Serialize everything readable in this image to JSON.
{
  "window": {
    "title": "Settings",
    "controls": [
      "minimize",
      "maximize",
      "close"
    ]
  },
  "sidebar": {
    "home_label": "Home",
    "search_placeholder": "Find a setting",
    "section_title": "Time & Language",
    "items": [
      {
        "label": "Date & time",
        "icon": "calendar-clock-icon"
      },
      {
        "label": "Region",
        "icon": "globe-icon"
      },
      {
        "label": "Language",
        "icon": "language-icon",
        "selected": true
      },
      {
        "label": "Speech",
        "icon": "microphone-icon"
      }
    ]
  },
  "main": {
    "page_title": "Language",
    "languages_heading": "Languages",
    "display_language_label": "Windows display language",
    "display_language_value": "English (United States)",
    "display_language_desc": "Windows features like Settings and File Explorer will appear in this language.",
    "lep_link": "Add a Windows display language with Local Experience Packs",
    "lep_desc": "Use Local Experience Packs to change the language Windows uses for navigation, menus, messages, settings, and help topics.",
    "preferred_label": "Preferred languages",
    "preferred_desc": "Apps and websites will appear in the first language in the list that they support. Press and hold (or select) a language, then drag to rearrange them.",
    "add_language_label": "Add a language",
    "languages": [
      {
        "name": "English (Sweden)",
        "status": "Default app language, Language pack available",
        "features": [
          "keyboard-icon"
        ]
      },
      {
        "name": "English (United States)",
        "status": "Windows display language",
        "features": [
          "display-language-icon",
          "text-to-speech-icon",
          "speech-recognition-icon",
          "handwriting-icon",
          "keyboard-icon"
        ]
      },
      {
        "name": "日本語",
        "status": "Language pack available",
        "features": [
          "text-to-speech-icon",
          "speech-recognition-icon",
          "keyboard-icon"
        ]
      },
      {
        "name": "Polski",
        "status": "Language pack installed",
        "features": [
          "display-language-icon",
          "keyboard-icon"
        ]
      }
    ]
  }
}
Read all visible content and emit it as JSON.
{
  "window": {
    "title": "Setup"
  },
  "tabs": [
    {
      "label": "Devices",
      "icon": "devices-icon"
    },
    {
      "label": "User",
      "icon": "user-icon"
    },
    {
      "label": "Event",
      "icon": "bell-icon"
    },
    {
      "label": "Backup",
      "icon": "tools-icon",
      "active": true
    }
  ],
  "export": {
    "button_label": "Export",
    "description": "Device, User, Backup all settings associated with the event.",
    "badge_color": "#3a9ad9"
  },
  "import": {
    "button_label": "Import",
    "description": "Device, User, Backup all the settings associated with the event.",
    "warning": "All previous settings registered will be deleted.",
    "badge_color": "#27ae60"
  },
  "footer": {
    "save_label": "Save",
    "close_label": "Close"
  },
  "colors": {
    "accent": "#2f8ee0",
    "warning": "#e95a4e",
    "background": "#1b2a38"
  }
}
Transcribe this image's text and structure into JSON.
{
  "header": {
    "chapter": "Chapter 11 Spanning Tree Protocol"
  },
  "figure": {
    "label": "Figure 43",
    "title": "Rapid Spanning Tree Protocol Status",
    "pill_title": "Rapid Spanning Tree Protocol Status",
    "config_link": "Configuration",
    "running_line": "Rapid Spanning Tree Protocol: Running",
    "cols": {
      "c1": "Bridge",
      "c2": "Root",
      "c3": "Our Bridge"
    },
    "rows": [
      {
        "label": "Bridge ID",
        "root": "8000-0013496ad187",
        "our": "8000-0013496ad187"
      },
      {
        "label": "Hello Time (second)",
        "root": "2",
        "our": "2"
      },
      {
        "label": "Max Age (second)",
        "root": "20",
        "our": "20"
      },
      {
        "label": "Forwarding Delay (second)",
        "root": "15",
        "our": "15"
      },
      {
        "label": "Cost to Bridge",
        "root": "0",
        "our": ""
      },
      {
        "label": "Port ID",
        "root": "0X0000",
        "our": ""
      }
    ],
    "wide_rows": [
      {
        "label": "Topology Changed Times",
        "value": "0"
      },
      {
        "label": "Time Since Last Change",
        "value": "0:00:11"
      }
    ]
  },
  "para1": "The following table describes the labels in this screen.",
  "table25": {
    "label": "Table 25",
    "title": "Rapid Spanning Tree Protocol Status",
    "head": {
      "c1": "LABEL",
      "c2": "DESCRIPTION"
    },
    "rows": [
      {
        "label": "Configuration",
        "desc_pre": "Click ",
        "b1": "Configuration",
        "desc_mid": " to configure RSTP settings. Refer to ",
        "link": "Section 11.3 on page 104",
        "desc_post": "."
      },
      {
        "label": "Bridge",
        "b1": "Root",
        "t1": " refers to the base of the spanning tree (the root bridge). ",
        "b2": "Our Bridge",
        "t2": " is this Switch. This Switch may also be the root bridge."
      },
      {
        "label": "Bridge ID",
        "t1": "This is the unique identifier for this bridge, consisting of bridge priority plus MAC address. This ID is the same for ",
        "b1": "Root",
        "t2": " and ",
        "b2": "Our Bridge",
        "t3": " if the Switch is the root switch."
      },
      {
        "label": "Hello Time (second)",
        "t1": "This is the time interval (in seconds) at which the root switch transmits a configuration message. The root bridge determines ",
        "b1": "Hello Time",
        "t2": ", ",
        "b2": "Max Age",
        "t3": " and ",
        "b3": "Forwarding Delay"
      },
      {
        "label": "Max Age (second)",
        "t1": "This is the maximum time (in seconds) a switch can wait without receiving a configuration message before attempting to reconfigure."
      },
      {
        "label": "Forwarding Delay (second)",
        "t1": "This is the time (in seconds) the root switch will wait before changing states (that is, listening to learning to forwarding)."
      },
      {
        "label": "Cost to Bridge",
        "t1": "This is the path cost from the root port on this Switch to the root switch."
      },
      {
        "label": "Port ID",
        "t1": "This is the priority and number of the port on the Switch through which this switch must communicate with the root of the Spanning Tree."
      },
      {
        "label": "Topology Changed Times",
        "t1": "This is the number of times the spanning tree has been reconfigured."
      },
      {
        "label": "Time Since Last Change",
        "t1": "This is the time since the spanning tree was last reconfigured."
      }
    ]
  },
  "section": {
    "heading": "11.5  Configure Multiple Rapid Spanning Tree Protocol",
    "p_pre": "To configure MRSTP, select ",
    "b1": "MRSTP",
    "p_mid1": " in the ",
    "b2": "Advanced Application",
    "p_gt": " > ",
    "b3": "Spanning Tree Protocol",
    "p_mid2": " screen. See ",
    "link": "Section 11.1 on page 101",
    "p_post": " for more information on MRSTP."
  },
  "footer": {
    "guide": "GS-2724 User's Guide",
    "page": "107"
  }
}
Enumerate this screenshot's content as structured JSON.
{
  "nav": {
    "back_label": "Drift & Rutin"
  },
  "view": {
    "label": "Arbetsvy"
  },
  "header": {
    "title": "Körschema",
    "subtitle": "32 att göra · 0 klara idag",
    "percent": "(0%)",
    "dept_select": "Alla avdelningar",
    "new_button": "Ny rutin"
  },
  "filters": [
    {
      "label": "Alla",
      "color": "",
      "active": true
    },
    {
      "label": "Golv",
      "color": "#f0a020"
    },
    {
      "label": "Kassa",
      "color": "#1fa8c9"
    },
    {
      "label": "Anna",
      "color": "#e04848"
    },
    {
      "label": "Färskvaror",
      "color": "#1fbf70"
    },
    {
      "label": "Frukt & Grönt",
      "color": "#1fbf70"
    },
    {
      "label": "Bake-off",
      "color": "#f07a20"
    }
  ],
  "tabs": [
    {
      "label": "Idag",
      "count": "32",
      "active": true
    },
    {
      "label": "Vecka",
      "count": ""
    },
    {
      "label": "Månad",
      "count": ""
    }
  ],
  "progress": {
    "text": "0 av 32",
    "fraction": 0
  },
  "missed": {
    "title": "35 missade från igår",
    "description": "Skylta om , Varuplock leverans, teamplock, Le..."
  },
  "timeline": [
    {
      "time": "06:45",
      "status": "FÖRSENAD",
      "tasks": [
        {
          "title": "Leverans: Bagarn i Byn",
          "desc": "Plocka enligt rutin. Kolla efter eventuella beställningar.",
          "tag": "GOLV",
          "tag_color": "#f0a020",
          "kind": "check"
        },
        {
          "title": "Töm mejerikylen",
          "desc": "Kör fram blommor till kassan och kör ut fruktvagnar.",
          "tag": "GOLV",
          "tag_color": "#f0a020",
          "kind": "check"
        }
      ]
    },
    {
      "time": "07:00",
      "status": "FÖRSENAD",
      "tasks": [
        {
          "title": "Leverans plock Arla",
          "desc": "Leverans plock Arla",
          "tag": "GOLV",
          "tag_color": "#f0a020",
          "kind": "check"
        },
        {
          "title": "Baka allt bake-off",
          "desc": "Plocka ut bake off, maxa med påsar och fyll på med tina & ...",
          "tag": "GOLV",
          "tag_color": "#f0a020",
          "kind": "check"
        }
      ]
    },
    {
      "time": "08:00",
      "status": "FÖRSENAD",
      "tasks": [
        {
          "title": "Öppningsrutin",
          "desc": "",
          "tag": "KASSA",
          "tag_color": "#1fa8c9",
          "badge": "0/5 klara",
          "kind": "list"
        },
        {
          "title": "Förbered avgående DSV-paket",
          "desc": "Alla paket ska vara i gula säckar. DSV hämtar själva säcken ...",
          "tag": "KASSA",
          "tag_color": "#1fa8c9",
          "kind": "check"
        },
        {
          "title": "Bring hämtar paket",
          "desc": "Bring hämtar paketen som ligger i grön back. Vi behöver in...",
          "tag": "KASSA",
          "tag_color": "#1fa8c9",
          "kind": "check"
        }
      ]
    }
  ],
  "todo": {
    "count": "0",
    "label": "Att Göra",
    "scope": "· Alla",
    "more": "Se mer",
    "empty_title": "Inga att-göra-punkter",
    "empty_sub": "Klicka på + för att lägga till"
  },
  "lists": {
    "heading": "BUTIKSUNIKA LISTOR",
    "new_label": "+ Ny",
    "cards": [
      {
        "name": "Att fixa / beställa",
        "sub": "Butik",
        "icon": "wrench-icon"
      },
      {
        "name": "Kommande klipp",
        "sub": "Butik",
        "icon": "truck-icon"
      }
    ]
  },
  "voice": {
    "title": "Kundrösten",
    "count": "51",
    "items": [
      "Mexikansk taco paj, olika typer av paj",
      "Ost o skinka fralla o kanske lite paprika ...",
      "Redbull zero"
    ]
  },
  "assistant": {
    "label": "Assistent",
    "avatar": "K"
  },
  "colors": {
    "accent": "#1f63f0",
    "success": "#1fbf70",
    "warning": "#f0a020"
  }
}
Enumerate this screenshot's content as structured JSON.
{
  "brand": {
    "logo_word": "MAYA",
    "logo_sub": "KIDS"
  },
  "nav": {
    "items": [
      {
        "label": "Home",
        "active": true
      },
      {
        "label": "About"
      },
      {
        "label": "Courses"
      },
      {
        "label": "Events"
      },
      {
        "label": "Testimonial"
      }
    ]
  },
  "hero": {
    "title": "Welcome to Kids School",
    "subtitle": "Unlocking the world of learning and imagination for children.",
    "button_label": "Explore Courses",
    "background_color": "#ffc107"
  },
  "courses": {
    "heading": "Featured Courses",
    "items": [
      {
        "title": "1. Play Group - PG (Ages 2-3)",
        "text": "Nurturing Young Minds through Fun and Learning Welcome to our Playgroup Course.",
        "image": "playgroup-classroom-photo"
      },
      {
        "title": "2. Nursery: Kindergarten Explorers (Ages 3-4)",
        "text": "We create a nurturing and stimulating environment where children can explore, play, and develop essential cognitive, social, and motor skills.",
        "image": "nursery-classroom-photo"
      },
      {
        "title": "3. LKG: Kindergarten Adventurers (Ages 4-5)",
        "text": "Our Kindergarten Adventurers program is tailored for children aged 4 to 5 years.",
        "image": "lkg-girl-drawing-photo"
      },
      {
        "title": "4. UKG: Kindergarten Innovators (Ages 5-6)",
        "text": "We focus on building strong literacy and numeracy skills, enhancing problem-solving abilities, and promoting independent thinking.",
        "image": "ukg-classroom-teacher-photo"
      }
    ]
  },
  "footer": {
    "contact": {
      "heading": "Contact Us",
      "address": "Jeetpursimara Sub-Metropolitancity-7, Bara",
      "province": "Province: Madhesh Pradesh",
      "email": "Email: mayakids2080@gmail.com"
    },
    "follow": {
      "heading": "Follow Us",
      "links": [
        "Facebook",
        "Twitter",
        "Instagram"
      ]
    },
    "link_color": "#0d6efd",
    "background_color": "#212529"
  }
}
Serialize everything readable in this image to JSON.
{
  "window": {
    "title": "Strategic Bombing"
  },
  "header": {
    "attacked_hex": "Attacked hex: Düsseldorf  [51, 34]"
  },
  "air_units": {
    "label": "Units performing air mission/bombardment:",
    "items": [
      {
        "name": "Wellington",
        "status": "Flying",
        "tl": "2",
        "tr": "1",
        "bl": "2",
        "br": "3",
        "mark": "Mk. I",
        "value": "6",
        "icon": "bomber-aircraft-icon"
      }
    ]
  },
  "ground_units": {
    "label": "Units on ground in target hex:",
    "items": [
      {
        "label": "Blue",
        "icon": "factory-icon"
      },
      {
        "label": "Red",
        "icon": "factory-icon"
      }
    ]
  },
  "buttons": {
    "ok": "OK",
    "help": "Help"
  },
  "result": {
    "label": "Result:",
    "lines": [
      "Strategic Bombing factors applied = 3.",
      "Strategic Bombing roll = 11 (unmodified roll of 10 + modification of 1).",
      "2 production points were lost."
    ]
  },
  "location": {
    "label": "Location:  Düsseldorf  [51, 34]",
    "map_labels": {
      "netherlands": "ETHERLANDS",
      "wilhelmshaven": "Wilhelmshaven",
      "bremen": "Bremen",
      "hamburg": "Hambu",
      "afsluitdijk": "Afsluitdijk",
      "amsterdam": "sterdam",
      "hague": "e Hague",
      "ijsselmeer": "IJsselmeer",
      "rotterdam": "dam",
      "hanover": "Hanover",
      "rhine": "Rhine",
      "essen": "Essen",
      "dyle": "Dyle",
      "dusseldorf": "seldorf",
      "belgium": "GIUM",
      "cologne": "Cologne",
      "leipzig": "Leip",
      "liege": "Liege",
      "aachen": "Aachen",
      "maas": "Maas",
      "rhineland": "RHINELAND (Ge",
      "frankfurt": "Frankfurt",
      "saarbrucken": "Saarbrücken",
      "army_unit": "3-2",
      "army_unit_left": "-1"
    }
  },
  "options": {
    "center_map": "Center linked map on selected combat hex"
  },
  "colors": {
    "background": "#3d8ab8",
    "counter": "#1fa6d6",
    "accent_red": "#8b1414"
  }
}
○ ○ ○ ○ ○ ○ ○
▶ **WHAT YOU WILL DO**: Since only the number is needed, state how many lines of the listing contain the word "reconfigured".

▶ **RESULT**: 2